June 4, 2014;KOMO News

NPQ has covered a few other cases where nonprofits were charged with copyright infringement, with perhaps the most obnoxious being the threat of a suit by Kellogg against a small Mayan cultural group who had a toucan as its logo

Now, the Hershey Company has filed a copyright infringement and dilution suit against a Seattle marijuana cooperative for using names like “Reefer’s Peanut Butter Cups” along with designs that may suggest a Reese’s Peanut Butter Cup. Additionally, “Mr. Dankbar” packaging may recall Mr. Goodbar’s. In this instance, we think they may have a reasonable case.

Vivian McPeak, who is the Executive Director of Seattle Hempfest, admits to some pre-existing concerns within the cannabis movement about delivering cannabis in candy form. “Some people in the cannabis movement have some concerns whether candy is the appropriate way to deliver medical marijuana because of the propensity for children to get ahold of it,” said McPeak.

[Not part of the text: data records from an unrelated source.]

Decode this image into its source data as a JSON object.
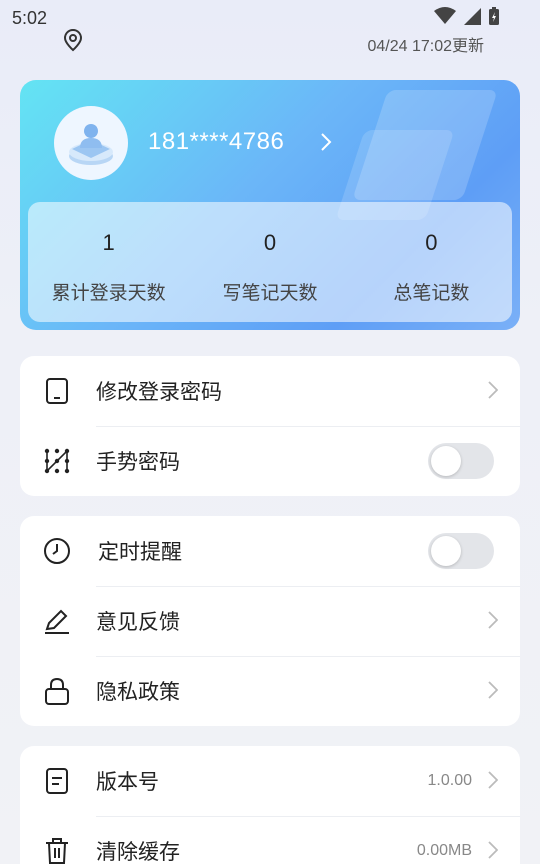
{
  "status_bar": {
    "time": "5:02",
    "update_text": "04/24 17:02更新"
  },
  "profile": {
    "phone": "181****4786"
  },
  "stats": [
    {
      "value": "1",
      "label": "累计登录天数"
    },
    {
      "value": "0",
      "label": "写笔记天数"
    },
    {
      "value": "0",
      "label": "总笔记数"
    }
  ],
  "security": {
    "change_password": "修改登录密码",
    "gesture_password": "手势密码",
    "gesture_enabled": false
  },
  "general": {
    "reminder": "定时提醒",
    "reminder_enabled": false,
    "feedback": "意见反馈",
    "privacy": "隐私政策"
  },
  "about": {
    "version_label": "版本号",
    "version_value": "1.0.00",
    "cache_label": "清除缓存",
    "cache_value": "0.00MB"
  },
  "colors": {
    "card_start": "#63e4f3",
    "card_end": "#5e9ef6",
    "toggle_off": "#e3e5e9"
  }
}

“This is a time—a new frontier, a lot of changing policies within our country right now and I think these are issues that we’re going to be grappling with as the cannabis industry grows up and moves to the next level and becomes a more mainstream commodity,” said McPeak.

This comes on the heels of Maureen Dowd’s column about eating too much pot-infused candy, which she said looked like the Sky Bars she ate in her youth. But here was her problem: “Sitting in my hotel room in Denver, I nibbled off the end and then, when nothing happened, nibbled some more.”

Oh, Maureen. Her story about edible forms of pot progresses in a somewhat familiar vein (at least familiar to me):

“For an hour, I felt nothing. I figured I’d order dinner from room service and return to my more mundane drugs of choice, chardonnay and mediocre-movies-on-demand.

“But then I felt a scary shudder go through my body and brain. I barely made it from the desk to the bed, where I lay curled up in a hallucinatory state for the next eight hours. I was thirsty but couldn’t move to get water. Or even turn off the lights. I was panting and paranoid, sure that when the room-service waiter knocked and I didn’t answer, he’d call the police and have me arrested for being unable to handle my candy.

“I strained to remember where I was or even what I was wearing, touching my green corduroy jeans and staring at the exposed-brick wall. As my paranoia deepened, I became convinced that I had died and no one was telling me.”

Now, Maureen survived it just fine and may even be better for it, but I think many of us can agree that packaging which makes something look like tasty candy may be ill-advised, especially if it reminds us of the kind of tasty candy that won’t make us get unhappily obsessed with our pants. Children like candy, and sometimes they sneak it when we are not looking.

These kinds of moments remind us that we regulate industries sometimes for good reason. It will be interesting to see where this goes.—Ruth McCambridge